E: Project Born was a stage production. A spectacular show of audio-visual arts, acrobatics, theatrics, body painting and costume. It was put on by Weta Workshop to raise money for New Zealand’s Neonatal Trust, a charity of which Richard and Tania are patrons. There’s certainly no reason why we wouldn’t look to do more stage productions in the future. As I’ve mentioned, it’s a diverse company, and the crew can turn a hand to most things, including the theatre!
Special Effects make-up and body paint by Weta Workshop Artist Sofia Bue for the World Body Art Championships.
N: Considering you have so many independent artists working at Weta, have you ever considered some sort of combined charity event promoting their personal works?
E: I know many of Workshop’s artists have independently donated works to charitable events and auctions in the past. I’m not sure about organised shows for charity though. Outside of Project BORN, that is. That said, one of our Senior Designers, Paul Tobin, has done a lot of great work pulling the Weta Artists, and other concept designers, together for a book and exhibition series called White Cloud Worlds. There are now three volumes of White Cloud Worlds, and they’re all terrific. They do a fantastic job of giving profile to these talented artists and their work.
N: The volumes look amazing! It’s great to see Weta Workshop staff collaborating on so many fronts and with so much versatility. We’ve been talking a lot about the other folk at Weta, but what about you? Do you personally have a favourite project that’s come about since you started working at Weta Workshop?
E: Yeah, I’ve loved seeing the kids’ TV series Thunderbirds Are Go coming together. It’s been produced by ITV and our friends down the road at Pukeko Pictures. It’s just been picked up by Amazon in the Unites States, which is ace. The show has been a huge exercise in model making and miniatures building, and it’s been great to see the design team reimagining the craft, characters and environments from the original Gerry Anderson production. Our tourism team has even got involved. They’ve opened a Thunderbirds Are Go Behind-the-Scenes Experience that takes people on a tour of the authentic miniatures. Kids love it! It really demystifies the model making process. They come away thinking, ‘yeah, I can do that!’ It’s the sort of thing I’m looking forward to taking my boy through, when he gets old enough to appreciate the Thunderbirds. We’re at a bit more of a Wiggles stage at the moment!
Personal sculpture, ‘Himba’, by Sofia Bue
N: OK so last question: Can you give us a sneak peek into any of your upcoming projects?

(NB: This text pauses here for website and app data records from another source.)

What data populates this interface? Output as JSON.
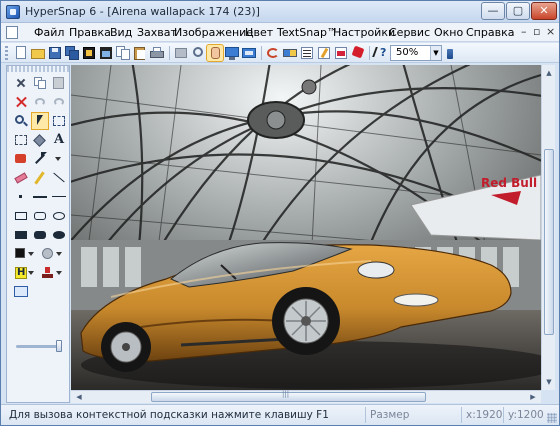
{
  "window": {
    "title": "HyperSnap 6 - [Airena wallapack 174 (23)]",
    "min_label": "—",
    "max_label": "▢",
    "close_label": "✕"
  },
  "menu": {
    "items": [
      "Файл",
      "Правка",
      "Вид",
      "Захват",
      "Изображение",
      "Цвет",
      "TextSnap™",
      "Настройки",
      "Сервис",
      "Окно",
      "Справка"
    ],
    "mdi_minimize": "–",
    "mdi_restore": "▫",
    "mdi_close": "×"
  },
  "toolbar": {
    "zoom_value": "50%",
    "zoom_arrow": "▼"
  },
  "status": {
    "hint": "Для вызова контекстной подсказки нажмите клавишу F1",
    "image_size_label": "Размер изображения:",
    "x_value": "x:1920",
    "y_value": "y:1200"
  },
  "colors": {
    "accent": "#e3a82a",
    "frame": "#d6e3f3",
    "car_body": "#c8892c"
  }
}
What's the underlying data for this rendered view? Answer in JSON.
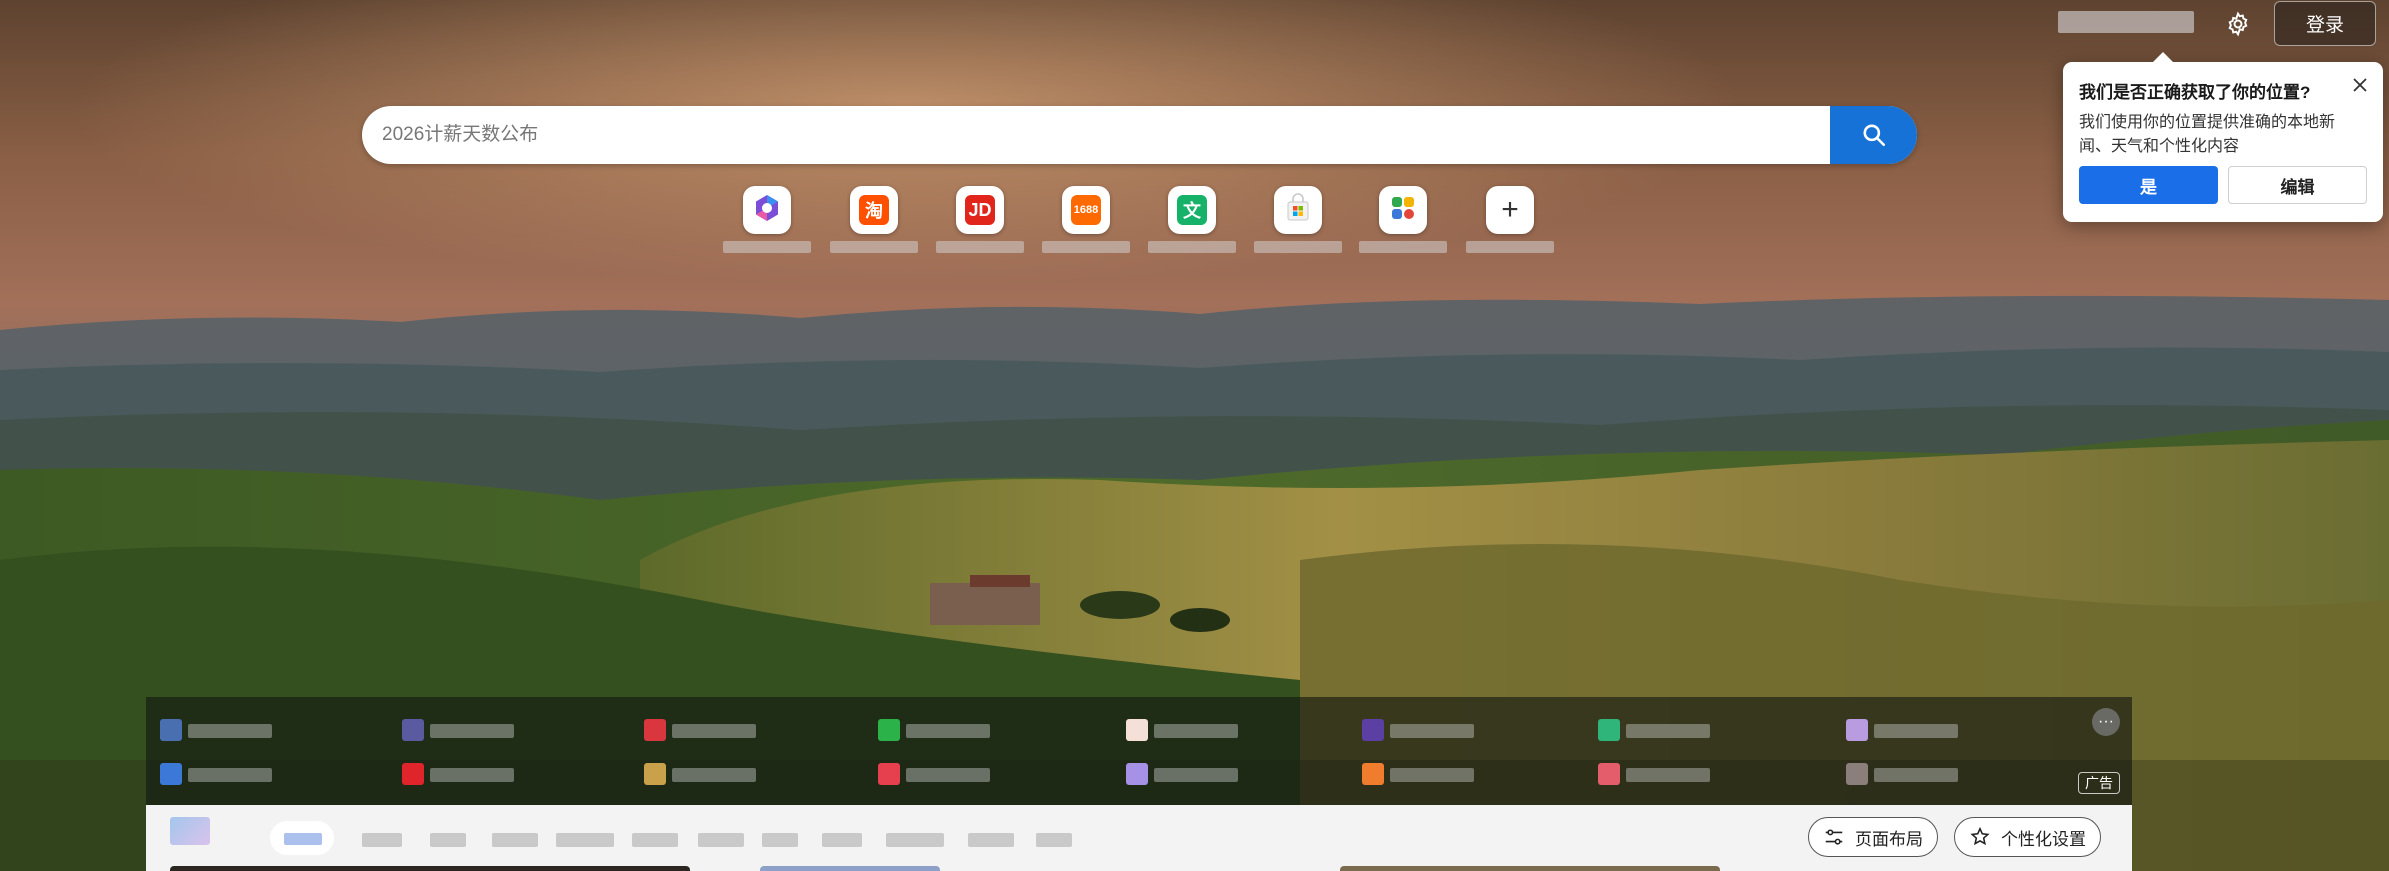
{
  "header": {
    "login_label": "登录",
    "settings_icon": "gear-icon"
  },
  "location_prompt": {
    "title": "我们是否正确获取了你的位置?",
    "description": "我们使用你的位置提供准确的本地新闻、天气和个性化内容",
    "yes_label": "是",
    "edit_label": "编辑"
  },
  "search": {
    "placeholder": "2026计薪天数公布",
    "icon": "search-icon"
  },
  "quick_links": [
    {
      "name": "copilot-icon",
      "color": "#7b4ed8"
    },
    {
      "name": "taobao-icon",
      "text": "淘",
      "color": "#ff5000"
    },
    {
      "name": "jd-icon",
      "text": "JD",
      "color": "#e1251b"
    },
    {
      "name": "1688-icon",
      "text": "1688",
      "color": "#ff6a00"
    },
    {
      "name": "wenku-icon",
      "text": "文",
      "color": "#17b26a"
    },
    {
      "name": "store-icon",
      "color": "#f2b400"
    },
    {
      "name": "apps-icon",
      "color": "#2fa84f"
    },
    {
      "name": "add-icon",
      "text": "+",
      "color": "#333333"
    }
  ],
  "promo": {
    "ad_label": "广告",
    "more_label": "···",
    "icon_colors": [
      "#4a6fb0",
      "#5a5aa0",
      "#d9363e",
      "#2bb34a",
      "#f4e0d6",
      "#5b3fa2",
      "#2fb57a",
      "#b99be0",
      "#3b78d8",
      "#e0242c",
      "#c9a14a",
      "#e6404f",
      "#a592e6",
      "#f07d2e",
      "#e35d6a",
      "#8a7f7a"
    ]
  },
  "feed": {
    "layout_label": "页面布局",
    "personalize_label": "个性化设置"
  },
  "colors": {
    "accent": "#1a6fe8",
    "search_button": "#1672d6"
  }
}
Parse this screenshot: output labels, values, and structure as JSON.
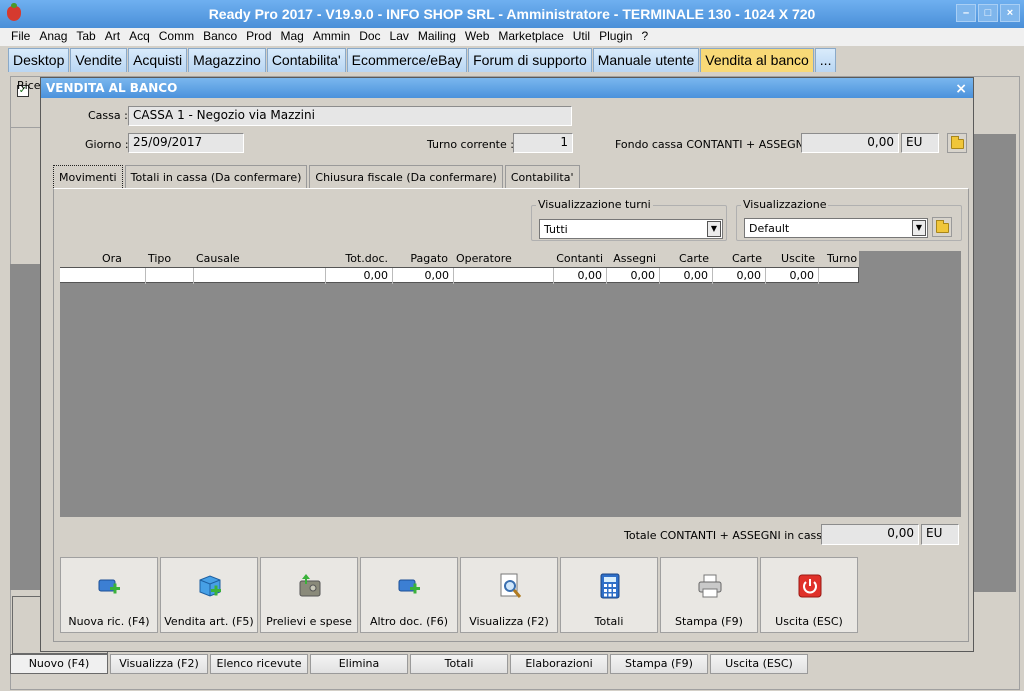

E: We have a lot in the pipeline. At the moment, the crew are super busy on Ghost in the Shell. Seeing what they’re working on down in the workshop, that’s shaping up to be a remarkable show. We’re also looking forward to the release of Warcraft in June. That features armor and weapons made here at the Workshop. We also have a range of Warcraft collectibles coming out to line-up with the release. They’re pretty cool!
N: Thank you Erik and Weta Workshop, it’s been a pleasure talking with you and finding out more from behind the scenes. We can’t wait to see what you all come up with in the future!
Whether you are interested in finding out more about Weta Workshop, keeping up to date with their projects or seeing what exciting collectables they have for sale, be sure to head over to the Weta Workshop website for this and much, much more!